Would you please copy every line below that includes the string "назначения"?
####################
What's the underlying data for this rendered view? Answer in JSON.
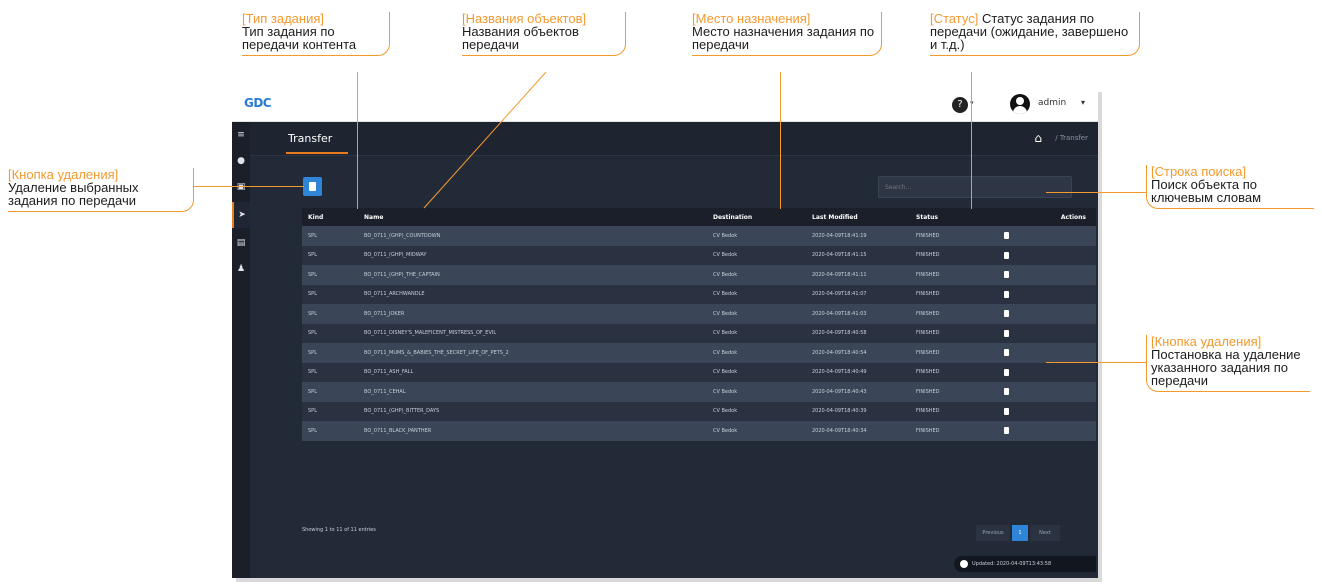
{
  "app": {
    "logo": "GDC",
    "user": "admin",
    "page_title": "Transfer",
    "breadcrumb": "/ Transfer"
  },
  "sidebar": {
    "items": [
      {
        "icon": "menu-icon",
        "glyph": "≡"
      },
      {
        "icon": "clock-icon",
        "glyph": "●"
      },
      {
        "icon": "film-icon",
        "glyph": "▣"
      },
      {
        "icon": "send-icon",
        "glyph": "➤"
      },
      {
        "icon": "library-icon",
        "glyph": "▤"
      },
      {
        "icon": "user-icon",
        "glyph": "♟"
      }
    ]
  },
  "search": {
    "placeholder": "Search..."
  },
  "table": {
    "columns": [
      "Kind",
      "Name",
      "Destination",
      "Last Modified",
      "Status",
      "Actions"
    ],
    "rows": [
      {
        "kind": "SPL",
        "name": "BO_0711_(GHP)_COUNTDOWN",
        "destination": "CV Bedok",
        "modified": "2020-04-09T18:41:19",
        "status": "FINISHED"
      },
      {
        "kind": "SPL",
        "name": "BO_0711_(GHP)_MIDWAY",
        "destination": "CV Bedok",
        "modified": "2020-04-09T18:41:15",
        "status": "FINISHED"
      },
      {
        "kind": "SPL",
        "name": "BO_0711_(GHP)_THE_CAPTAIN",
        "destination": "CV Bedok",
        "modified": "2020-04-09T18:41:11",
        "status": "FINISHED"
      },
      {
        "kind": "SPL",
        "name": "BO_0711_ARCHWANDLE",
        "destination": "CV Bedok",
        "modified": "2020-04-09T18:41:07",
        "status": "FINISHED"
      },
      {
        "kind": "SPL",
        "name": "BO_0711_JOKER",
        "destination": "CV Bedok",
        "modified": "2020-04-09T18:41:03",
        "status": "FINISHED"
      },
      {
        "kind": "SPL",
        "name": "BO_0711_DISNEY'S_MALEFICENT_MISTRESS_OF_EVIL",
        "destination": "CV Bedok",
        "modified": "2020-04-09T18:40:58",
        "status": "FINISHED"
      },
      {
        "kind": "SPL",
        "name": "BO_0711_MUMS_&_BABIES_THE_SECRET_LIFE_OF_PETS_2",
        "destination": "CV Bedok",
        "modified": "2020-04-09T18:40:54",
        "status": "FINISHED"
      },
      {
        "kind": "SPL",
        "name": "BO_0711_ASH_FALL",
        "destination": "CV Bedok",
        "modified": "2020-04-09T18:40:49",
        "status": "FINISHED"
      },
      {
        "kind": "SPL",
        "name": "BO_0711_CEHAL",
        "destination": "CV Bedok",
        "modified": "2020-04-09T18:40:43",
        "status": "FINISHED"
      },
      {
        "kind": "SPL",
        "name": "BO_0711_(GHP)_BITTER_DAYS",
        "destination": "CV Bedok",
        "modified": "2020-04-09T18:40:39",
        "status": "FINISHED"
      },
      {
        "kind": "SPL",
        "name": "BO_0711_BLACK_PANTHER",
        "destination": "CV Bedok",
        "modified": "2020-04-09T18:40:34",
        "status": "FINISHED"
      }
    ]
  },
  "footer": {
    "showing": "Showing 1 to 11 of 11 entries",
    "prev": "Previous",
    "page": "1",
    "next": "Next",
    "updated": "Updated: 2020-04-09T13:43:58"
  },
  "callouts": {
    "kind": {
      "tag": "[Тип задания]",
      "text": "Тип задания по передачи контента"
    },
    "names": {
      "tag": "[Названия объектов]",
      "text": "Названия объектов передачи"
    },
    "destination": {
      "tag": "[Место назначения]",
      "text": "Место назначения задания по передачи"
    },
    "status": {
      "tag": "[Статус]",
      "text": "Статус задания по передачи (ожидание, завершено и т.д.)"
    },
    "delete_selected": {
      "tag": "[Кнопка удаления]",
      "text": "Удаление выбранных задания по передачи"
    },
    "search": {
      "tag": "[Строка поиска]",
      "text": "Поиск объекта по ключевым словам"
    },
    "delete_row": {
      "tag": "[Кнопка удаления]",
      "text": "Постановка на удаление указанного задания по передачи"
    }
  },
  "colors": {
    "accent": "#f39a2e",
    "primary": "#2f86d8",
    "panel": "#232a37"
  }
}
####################
* _SOLUTION TO THE PROBLEM_
      "tag": "[Место назначения]",
      "text": "Место назначения задания по передачи"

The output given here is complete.